WHAT THIS TASK INVOLVES = Which lines of the entries contain the string "JSON"? Copy each of them.

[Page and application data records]
☆ ☆ ☆ ☆ ☆ ☆ ☆
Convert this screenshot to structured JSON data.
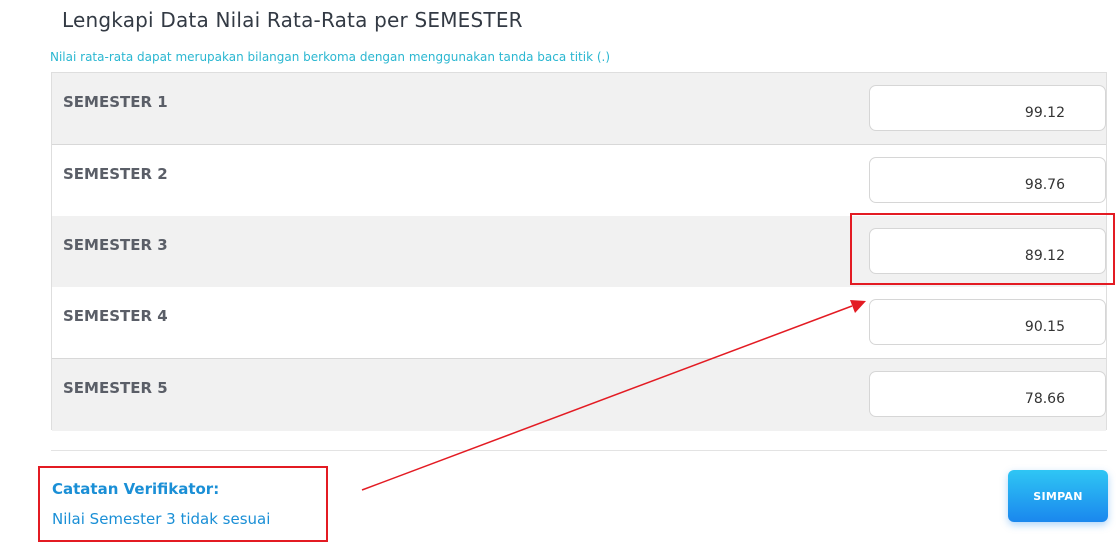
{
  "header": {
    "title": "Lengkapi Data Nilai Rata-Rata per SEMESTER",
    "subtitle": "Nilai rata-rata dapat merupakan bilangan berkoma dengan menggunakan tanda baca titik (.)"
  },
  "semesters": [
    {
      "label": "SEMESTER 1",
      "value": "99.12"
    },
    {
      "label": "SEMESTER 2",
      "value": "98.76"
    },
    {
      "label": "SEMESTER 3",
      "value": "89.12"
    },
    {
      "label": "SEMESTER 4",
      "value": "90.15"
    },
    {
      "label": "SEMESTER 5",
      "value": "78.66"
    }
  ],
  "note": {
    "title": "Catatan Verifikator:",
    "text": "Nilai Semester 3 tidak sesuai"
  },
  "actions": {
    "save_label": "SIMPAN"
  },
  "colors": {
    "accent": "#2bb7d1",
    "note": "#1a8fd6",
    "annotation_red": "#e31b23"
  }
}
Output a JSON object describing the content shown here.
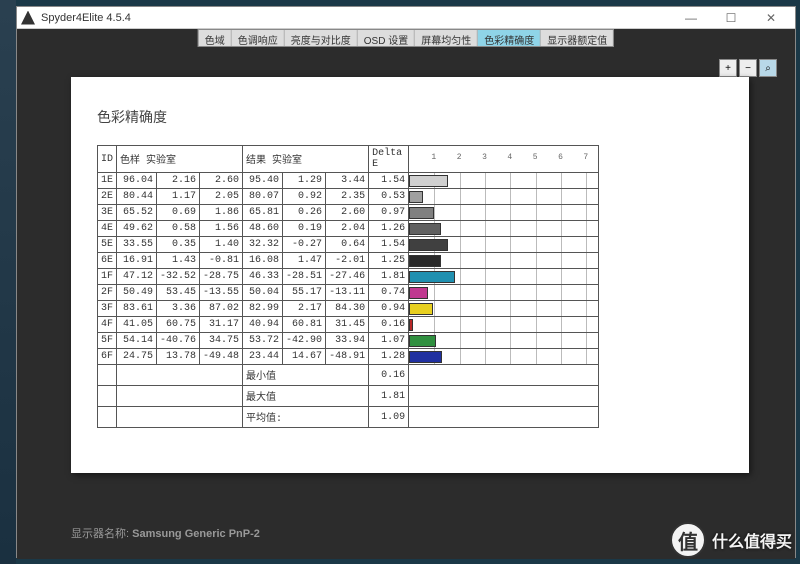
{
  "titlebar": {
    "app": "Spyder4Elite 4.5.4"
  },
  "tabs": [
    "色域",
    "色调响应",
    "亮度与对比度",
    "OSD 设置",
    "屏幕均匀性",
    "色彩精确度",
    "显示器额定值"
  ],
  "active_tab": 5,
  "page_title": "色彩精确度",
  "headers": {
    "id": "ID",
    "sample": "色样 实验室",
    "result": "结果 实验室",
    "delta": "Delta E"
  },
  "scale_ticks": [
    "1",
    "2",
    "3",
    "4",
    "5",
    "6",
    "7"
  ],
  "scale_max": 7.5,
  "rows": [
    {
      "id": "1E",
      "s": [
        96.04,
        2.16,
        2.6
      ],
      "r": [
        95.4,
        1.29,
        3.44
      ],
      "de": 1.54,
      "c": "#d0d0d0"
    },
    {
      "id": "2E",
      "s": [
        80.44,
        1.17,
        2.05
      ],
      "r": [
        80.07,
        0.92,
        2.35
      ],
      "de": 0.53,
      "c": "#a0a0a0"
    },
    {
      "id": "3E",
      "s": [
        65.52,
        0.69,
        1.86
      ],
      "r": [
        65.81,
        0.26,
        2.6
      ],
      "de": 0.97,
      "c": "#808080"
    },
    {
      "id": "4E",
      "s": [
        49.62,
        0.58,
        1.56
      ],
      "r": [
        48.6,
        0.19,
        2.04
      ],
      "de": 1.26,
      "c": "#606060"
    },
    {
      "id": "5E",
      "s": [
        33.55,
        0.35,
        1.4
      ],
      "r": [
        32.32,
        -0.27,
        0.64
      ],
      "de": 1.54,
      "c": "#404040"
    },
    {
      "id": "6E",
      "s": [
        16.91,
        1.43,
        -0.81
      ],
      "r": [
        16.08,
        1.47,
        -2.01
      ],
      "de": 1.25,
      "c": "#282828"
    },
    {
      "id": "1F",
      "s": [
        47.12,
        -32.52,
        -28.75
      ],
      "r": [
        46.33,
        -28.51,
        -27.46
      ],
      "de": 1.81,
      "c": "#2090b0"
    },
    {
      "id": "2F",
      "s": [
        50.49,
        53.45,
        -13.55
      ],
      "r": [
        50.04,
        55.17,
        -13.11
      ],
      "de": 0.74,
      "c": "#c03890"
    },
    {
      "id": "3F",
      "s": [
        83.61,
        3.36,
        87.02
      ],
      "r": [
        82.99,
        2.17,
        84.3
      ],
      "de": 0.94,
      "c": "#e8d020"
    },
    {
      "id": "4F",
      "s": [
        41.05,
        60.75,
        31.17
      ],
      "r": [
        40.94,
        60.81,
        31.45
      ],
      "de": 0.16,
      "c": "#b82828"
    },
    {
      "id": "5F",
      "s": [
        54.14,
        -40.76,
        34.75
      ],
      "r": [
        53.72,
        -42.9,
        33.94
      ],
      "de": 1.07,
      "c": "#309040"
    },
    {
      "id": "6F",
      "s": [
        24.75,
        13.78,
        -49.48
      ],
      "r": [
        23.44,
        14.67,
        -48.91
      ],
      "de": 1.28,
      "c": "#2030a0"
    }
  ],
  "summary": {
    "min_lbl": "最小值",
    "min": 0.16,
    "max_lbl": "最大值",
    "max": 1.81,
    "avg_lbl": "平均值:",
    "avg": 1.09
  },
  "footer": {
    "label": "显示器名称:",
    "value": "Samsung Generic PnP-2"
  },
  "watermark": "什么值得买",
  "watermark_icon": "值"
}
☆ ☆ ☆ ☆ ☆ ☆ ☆
COMPLETED EXERCISE =
Convert this screenshot to structured JSON data.
Output a JSON object describing the content shown here.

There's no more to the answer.